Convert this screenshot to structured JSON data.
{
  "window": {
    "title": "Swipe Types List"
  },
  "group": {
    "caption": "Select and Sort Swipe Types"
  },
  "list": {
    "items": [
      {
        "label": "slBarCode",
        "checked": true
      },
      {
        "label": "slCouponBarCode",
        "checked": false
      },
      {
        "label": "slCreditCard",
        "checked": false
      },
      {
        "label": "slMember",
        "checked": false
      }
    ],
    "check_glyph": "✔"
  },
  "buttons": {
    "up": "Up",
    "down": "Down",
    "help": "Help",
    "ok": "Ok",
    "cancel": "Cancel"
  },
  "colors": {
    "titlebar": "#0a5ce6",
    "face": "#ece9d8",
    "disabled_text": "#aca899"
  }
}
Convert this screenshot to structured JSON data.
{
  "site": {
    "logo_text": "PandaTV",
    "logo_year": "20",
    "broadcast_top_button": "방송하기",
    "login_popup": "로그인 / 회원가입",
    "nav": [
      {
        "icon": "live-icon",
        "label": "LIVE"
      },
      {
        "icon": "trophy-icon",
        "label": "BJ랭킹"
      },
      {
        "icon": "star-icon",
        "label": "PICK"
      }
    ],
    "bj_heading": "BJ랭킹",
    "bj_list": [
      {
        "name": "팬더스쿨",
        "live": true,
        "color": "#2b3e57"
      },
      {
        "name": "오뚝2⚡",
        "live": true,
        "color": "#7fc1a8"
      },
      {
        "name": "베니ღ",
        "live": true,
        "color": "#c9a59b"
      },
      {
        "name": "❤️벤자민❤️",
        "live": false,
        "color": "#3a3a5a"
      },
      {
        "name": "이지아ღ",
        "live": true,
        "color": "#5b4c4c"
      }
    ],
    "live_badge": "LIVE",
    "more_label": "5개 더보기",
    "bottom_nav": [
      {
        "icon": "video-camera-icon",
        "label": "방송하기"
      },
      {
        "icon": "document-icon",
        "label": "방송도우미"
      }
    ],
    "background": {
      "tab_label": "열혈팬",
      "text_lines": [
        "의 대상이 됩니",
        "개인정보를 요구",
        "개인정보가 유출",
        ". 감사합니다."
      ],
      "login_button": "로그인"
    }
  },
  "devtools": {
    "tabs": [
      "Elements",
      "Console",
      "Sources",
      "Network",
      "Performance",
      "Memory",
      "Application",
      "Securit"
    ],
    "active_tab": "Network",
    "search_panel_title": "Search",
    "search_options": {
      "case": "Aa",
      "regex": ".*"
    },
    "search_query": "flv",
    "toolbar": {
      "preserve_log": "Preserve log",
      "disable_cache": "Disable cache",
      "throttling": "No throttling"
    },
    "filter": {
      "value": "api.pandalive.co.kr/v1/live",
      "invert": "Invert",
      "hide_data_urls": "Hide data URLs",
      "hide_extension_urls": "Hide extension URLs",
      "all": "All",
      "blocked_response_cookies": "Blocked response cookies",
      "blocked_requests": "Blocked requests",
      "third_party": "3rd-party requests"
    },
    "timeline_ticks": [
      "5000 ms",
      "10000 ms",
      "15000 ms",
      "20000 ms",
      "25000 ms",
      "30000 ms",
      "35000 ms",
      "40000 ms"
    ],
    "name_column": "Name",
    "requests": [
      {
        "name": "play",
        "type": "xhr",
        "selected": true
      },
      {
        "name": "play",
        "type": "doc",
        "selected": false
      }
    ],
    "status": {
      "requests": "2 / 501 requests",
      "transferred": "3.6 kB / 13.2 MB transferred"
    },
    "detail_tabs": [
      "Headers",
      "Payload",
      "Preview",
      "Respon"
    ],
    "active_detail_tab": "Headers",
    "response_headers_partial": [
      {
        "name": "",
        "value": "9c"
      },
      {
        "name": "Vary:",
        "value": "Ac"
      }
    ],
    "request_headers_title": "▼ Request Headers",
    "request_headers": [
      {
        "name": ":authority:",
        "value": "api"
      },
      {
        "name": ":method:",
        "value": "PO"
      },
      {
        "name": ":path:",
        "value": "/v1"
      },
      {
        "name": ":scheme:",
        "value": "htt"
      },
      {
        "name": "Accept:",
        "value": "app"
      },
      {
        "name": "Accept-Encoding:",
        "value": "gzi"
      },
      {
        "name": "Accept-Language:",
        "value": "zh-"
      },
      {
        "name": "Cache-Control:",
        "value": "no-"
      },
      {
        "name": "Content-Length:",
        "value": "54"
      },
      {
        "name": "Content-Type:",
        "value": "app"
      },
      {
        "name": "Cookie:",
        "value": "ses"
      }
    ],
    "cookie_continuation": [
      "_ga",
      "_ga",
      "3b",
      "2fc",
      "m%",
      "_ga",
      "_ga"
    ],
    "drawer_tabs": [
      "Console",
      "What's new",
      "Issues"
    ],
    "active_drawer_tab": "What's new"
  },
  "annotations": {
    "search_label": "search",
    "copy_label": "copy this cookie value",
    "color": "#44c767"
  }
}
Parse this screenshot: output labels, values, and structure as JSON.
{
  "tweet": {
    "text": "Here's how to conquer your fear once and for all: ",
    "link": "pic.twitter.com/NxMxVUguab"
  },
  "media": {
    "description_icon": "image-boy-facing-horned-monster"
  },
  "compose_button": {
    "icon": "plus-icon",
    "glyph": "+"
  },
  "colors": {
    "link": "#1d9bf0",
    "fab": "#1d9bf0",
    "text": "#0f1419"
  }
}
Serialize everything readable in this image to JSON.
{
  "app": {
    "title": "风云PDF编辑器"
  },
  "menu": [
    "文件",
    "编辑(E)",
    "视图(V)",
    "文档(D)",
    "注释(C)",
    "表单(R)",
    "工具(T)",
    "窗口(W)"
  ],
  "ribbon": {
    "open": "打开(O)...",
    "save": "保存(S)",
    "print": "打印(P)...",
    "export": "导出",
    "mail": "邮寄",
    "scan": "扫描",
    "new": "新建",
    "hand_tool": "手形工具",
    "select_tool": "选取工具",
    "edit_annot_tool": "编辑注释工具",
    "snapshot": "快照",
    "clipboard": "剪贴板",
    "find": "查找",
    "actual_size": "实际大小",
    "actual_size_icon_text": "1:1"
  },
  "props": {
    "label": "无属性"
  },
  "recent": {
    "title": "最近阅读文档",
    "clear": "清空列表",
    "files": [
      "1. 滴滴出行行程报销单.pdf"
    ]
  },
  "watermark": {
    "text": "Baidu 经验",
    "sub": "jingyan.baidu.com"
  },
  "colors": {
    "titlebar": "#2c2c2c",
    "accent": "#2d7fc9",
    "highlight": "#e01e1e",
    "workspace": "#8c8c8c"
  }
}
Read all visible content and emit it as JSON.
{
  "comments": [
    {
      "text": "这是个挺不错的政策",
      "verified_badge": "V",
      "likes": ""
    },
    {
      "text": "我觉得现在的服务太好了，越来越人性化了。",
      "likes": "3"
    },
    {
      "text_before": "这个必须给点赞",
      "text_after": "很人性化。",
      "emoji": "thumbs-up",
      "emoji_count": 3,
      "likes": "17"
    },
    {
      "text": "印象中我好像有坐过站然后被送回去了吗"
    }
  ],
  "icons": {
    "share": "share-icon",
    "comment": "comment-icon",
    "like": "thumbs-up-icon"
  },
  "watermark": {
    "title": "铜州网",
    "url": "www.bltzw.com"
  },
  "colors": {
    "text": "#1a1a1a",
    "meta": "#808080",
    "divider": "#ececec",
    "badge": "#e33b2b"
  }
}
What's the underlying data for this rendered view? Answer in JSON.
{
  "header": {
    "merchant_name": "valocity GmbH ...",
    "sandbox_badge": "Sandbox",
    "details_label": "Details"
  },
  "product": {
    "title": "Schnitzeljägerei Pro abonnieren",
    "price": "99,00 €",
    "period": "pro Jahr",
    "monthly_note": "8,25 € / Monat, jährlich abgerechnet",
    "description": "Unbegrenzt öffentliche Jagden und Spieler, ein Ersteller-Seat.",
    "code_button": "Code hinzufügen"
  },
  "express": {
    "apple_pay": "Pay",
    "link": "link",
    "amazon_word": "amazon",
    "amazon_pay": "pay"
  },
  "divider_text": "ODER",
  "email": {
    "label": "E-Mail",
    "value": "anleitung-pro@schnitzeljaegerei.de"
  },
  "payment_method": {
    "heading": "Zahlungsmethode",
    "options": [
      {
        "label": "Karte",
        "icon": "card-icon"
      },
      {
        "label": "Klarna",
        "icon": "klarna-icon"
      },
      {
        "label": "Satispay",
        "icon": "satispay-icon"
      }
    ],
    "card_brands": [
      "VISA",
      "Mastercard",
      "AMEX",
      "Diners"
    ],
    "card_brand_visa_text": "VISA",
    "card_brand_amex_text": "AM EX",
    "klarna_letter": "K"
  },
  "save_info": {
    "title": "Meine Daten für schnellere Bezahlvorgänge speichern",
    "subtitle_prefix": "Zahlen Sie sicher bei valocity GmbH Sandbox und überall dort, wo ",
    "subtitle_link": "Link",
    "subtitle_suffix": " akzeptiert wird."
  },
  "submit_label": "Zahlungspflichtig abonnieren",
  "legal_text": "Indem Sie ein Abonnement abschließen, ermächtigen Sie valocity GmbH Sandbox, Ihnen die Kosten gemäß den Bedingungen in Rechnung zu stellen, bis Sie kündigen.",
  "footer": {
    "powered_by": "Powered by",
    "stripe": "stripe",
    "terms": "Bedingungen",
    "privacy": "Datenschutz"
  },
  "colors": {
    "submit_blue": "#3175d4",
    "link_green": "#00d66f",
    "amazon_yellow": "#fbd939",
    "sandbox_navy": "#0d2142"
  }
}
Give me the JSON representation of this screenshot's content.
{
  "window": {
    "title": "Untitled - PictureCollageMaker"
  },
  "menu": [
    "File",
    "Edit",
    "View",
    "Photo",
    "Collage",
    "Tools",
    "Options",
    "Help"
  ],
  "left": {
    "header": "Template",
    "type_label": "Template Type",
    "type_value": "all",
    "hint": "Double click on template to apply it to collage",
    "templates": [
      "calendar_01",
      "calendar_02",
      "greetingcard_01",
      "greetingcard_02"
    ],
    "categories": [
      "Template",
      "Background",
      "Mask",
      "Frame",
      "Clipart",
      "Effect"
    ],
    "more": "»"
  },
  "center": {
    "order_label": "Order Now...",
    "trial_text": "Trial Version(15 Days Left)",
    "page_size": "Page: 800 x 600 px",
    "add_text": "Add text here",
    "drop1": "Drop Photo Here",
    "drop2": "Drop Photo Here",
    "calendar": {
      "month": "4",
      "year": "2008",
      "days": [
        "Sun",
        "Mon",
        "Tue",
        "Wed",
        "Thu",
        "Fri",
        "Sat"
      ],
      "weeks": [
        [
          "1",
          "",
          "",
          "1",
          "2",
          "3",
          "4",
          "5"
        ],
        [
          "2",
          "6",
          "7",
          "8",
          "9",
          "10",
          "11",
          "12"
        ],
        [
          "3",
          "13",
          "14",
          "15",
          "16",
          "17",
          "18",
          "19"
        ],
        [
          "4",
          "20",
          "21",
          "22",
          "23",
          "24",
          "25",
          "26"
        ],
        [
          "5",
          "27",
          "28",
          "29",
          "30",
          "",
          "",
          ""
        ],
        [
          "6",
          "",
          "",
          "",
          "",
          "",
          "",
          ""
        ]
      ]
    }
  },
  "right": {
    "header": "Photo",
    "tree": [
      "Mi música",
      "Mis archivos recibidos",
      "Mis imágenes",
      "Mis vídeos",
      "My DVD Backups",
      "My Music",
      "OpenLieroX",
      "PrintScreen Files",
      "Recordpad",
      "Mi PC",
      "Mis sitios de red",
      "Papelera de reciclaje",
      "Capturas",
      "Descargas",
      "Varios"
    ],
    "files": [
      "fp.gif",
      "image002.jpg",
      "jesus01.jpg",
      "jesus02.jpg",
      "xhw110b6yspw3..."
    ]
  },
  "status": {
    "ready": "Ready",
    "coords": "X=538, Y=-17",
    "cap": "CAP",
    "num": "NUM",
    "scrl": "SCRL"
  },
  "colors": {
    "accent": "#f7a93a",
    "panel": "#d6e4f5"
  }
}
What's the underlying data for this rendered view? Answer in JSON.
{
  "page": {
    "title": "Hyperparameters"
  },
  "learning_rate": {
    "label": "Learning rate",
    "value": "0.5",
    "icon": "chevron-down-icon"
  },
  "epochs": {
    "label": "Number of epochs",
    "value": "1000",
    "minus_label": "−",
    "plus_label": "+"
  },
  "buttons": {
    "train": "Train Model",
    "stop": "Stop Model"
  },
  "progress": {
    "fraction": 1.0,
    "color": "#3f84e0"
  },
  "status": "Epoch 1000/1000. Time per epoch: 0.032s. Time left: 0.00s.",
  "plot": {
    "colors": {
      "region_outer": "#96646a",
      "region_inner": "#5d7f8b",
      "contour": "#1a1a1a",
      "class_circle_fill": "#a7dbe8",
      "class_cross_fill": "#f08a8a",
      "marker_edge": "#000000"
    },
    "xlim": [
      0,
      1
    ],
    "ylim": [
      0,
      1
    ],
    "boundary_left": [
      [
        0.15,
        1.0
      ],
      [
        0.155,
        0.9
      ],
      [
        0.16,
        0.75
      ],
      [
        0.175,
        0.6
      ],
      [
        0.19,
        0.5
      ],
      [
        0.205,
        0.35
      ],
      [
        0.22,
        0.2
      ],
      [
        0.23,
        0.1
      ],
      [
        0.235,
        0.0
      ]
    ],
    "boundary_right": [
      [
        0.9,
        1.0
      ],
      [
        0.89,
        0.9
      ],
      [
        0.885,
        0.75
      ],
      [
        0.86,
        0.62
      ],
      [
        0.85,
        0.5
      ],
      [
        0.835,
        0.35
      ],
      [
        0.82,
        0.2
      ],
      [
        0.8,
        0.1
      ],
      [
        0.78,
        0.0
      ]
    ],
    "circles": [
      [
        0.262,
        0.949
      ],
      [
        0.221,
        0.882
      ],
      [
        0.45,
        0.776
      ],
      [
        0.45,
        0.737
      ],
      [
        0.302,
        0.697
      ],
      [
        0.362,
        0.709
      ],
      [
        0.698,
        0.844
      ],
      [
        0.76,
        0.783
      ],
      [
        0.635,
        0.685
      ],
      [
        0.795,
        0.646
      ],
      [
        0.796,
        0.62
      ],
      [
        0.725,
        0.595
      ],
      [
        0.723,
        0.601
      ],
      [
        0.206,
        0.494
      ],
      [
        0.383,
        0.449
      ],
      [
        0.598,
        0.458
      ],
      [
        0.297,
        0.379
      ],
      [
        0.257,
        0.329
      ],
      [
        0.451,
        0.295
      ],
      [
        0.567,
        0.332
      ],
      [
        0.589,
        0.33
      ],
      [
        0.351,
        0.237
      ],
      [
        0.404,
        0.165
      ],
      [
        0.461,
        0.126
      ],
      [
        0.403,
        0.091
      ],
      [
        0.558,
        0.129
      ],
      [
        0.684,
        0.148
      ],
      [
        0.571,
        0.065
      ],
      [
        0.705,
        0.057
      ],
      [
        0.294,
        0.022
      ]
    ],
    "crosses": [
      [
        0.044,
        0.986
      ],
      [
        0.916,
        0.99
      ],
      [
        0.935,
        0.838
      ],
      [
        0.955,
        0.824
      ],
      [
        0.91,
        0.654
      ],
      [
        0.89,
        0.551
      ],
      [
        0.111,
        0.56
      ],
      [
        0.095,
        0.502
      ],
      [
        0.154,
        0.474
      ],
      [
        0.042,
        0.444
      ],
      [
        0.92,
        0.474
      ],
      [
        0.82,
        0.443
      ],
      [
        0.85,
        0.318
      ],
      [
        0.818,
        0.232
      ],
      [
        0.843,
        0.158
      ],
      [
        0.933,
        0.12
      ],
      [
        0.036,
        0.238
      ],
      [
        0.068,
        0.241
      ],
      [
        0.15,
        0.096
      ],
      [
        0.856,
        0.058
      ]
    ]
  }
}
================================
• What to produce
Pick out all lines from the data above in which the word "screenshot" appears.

• Expected answer
Convert this screenshot to structured JSON data.
Convert this screenshot to structured JSON data.
Parse this screenshot: output labels, values, and structure as JSON.
Give me the JSON representation of this screenshot's content.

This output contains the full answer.